··· Stored data ···
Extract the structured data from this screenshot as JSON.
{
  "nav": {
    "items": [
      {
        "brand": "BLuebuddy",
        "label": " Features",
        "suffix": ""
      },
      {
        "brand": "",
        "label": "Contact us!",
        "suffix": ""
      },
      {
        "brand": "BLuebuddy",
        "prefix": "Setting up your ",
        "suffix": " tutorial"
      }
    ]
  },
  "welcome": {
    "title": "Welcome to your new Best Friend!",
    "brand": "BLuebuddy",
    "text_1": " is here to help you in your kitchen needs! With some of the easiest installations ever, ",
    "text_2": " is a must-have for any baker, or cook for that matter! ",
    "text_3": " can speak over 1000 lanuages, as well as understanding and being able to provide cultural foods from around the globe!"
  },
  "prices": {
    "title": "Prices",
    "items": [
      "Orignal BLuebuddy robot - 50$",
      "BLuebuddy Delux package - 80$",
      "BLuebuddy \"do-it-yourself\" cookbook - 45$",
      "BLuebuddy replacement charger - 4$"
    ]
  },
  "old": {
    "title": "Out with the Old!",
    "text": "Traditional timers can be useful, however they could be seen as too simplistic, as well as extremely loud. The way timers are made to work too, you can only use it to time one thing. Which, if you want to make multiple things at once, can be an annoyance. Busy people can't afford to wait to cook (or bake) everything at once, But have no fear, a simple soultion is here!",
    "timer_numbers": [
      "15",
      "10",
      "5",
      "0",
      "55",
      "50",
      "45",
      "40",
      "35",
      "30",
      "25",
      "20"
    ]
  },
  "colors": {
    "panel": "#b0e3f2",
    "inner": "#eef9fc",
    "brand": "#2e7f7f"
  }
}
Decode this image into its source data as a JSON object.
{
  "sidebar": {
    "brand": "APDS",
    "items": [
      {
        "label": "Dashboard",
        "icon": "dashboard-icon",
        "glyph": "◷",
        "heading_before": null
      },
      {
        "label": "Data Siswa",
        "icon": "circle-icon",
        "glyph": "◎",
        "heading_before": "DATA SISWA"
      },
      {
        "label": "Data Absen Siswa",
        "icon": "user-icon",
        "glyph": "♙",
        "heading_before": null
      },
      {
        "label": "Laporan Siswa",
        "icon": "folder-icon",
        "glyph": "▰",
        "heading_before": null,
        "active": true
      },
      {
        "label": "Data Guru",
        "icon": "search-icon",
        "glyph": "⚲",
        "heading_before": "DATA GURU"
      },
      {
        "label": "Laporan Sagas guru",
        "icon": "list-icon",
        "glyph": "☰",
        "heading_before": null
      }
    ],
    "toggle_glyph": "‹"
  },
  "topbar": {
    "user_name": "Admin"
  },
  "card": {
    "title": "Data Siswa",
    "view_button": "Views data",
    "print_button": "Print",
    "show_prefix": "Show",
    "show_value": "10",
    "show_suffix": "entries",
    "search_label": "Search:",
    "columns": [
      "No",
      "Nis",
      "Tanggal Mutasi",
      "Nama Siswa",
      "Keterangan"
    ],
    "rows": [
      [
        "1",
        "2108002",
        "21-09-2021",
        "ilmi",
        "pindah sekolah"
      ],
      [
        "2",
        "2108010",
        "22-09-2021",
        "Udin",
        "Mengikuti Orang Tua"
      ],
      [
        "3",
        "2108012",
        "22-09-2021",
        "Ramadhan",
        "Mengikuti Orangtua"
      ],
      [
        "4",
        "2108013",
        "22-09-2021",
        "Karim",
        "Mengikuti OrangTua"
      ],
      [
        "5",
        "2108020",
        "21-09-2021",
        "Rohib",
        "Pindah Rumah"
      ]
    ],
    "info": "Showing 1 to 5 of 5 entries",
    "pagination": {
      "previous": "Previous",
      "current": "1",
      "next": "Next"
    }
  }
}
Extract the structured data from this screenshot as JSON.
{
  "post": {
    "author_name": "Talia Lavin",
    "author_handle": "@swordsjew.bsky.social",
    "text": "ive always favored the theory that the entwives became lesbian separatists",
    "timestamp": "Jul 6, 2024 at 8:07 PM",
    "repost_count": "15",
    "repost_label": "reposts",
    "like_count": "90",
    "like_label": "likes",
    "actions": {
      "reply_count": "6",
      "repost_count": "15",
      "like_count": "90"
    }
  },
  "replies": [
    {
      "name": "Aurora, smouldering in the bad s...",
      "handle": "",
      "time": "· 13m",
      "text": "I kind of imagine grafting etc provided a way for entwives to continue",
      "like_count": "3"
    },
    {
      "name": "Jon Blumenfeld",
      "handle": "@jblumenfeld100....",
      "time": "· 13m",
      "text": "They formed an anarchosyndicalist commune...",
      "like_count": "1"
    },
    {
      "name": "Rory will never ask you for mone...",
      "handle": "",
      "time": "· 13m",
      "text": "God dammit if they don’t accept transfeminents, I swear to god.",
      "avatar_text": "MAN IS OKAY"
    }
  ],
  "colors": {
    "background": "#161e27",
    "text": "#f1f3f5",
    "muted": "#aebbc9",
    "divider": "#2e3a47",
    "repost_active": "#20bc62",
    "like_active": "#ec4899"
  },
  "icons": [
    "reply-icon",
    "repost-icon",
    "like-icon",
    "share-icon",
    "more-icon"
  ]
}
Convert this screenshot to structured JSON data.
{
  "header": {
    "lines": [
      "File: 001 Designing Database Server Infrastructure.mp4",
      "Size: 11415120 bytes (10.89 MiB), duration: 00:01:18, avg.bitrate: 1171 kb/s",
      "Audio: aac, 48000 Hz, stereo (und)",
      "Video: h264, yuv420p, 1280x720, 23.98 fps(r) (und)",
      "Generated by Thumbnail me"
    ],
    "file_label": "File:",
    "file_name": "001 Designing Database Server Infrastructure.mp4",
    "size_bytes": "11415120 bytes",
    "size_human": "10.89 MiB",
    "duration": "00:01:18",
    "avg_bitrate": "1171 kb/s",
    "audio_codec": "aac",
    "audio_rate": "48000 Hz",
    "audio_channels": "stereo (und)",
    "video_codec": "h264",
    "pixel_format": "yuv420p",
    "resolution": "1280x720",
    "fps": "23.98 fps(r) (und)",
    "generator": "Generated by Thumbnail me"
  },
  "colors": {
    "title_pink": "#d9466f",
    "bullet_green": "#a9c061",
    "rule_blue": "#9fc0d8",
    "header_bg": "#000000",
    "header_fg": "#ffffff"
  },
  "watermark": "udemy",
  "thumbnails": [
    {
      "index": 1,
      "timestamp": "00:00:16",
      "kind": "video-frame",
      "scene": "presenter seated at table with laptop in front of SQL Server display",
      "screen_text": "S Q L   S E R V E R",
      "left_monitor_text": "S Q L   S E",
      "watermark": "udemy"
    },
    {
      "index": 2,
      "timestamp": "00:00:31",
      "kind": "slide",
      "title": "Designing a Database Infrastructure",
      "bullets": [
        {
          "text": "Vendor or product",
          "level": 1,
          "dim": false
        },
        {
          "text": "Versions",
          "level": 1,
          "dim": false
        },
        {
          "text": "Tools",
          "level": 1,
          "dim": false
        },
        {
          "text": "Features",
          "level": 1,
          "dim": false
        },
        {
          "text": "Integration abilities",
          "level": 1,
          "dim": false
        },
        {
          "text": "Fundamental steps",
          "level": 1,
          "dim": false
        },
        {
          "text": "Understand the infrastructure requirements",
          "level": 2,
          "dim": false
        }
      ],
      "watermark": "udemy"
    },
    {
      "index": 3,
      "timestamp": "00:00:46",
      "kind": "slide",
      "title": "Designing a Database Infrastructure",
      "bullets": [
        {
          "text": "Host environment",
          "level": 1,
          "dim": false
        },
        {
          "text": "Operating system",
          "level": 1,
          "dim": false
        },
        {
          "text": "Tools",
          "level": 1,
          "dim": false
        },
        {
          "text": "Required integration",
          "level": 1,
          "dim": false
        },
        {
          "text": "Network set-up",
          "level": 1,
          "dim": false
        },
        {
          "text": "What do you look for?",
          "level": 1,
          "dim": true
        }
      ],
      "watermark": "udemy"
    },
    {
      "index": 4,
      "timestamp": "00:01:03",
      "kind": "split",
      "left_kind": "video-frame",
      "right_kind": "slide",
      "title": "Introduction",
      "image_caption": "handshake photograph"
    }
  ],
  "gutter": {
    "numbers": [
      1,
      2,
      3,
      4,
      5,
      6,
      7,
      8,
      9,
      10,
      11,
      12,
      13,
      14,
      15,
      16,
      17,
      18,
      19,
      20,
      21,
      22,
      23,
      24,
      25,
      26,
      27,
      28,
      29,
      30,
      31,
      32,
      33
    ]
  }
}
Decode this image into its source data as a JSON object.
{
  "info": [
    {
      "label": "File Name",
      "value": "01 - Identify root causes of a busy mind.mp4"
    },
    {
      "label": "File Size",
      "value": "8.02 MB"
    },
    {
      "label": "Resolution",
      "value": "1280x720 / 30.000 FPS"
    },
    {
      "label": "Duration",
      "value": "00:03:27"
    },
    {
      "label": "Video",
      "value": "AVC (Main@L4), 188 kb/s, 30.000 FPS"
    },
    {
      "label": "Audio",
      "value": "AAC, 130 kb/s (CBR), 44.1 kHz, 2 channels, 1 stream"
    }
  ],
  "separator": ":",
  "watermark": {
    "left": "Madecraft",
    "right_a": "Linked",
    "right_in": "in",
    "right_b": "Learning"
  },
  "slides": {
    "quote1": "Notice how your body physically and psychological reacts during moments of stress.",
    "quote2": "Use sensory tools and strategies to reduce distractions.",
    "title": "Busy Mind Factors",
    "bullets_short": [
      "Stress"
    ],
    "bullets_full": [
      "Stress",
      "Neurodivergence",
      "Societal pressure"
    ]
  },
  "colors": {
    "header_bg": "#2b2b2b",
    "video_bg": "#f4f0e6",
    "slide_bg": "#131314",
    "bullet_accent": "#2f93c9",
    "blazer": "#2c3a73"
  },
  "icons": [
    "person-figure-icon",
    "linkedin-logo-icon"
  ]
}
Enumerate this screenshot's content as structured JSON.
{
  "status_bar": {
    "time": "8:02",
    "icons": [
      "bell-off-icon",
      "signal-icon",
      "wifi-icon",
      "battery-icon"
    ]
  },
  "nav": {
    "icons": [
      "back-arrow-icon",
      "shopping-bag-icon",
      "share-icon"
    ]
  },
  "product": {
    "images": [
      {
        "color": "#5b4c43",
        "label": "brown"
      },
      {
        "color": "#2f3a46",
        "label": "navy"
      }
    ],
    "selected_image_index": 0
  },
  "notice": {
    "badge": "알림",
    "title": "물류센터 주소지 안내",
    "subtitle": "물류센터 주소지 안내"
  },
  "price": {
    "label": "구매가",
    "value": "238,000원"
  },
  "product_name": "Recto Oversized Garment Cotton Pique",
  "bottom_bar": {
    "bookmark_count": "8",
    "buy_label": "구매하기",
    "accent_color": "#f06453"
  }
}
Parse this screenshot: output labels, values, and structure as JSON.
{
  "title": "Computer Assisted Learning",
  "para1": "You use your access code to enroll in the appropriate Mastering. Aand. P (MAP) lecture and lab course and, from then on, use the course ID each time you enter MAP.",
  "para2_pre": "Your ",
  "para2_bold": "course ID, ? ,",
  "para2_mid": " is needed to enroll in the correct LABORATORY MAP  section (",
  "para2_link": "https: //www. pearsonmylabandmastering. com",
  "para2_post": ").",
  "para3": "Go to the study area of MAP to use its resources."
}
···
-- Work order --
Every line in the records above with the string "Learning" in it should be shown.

-- Answer below --
    "right_b": "Learning"
  "title": "Computer Assisted Learning",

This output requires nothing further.